and was not in the Constitution. It is these laws that we enacted to implement the Constitution that created the confusion. Therefore, the amendments that are proposed in these land laws are timely. Hopefully, as we debate and finalise, we will remove conflicts and bring clarity in the implementation, so that the NLC’s mandate is clear.
(Hon. (Ms.) Mbalu): Hon Member, you can spend your next one minute. The electronic version of the Official Hansard Report is for information purposesonly. A certified version of this Report can be obtained from the Hansard Editor.
Thank you, Hon. Temporary Deputy Speaker. I was speaking to the question of historical land injustices which needs to be taken quickly, so that we can settle these questions.
This morning, the Member for Gatanga, Hon. Humprey Njuguna, asked the House to be allowed to eulogise the late Hon. George Ndung’u Mwicigi. I seek your indulgence because I have arrived this afternoon to also pay my tribute to the former Member of Parliament for Kandara Constituency, who served more than four terms, 22 years. He was a devoted, astute and eloquent speaker. He left a huge mark of development in my constituency, which covered Gatanga and Kandara. We now have two constituencies, but we remember him fondly. He initiated projects like water, agriculture and livestock farming. In terms of the agricultural movement in the constituency, Mwicigi is a household name.

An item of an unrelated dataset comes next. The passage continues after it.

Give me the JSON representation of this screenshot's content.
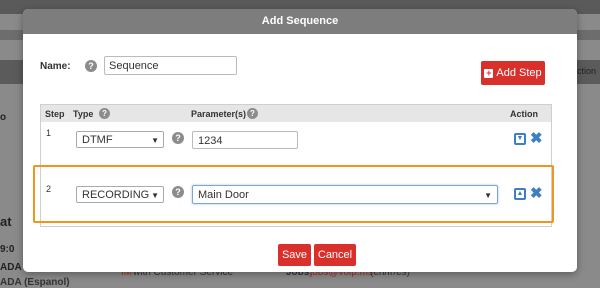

On my own behalf and on behalf of the people of Kandara Constituency, I would like to pass my condolences to the family and to the widow of the late George Mwicigi.
I beg to support.
(Hon. (Ms.) Mbalu): You will have two minutes in the next sitting, Member for Kandara, to make your contribution on the Land Laws Bill.
(Hon. (Ms.) Mbalu): Hon. Members, the time being 6.30 p.m., it is time to disrupt the business of the day. Therefore, the House stands adjourned until Thursday, 10th March 2016 at 9.30 a.m.
The House rose at 6.30 p.m.
The electronic version of the Official Hansard Report is for information purposesonly. A certified version of this Report can be obtained from the Hansard Editor.